The archipelago of Norway at the Skagerrak form a very relaxed landscape. The glaciers have not only smoothed the original rocks here, but also produced a special feature - large "Potholes (Jettegryte)" with circular, reflective water surfaces.
The largest pothole on this stretch of coast between Risør and Grimstad is called Jettegrytene på Fie. It is circular and has a diameter of several meters. The potholes are occasionally attractive bathing spots, because the water flowing in over the hot stone edges and the existing water are warmed up by the sun's rays. People like to swim in this pothole and we were lucky to be able to photograph it untouched.
These potholes are smooth and often cylindrical holes in otherwise solid rock. They form when a glacial river causes turbulent movement of rocks and gravel beneath its ice. The width and depth of the potholes varies from a few decimeters to several meters.

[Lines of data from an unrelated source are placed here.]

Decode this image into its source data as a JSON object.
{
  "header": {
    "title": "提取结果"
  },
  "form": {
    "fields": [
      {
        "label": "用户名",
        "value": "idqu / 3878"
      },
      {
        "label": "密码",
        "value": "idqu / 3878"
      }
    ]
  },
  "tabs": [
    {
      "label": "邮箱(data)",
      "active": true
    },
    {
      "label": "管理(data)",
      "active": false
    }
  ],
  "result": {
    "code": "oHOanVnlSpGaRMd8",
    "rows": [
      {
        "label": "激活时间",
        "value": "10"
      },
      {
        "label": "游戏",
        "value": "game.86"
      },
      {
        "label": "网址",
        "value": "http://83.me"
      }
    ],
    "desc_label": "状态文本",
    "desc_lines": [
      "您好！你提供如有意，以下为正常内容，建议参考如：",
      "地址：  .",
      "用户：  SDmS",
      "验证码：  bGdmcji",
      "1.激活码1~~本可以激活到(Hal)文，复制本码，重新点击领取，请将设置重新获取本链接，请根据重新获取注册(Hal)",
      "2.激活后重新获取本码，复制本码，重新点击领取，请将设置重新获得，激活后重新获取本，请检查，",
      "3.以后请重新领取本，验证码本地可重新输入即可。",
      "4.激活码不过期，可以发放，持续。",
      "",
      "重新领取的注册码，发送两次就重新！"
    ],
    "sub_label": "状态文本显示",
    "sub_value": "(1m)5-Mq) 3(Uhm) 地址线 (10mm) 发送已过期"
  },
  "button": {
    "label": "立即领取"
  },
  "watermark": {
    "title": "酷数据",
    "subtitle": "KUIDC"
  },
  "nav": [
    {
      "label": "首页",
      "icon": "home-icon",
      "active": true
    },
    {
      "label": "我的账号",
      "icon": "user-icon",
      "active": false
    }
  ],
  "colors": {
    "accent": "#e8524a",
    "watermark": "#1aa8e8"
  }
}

These potholes are formed where a rock (or many rocks) are spun around in the same spot by a circular vortex of water. The abrasion begins to erode bedrock into a hole. Once started, the feature even amplifies on its own as the hole increases in diameter, creating an increasingly stronger vortex. A stone thrown into the hole is called a grinder. When it wears out from the constant circular movement, another stone will eventually roll in to take its place.
A less common explanation for how these potholes form is that the cylinders are formed by cavitation beneath the glacier, when water pressure creates a temperature that then erodes the pot.
By the way, the name in Norwegian comes from Jette (troll or giant).
We enjoyed the days on the archipelago and used the large potholes for beautiful shots of reflections.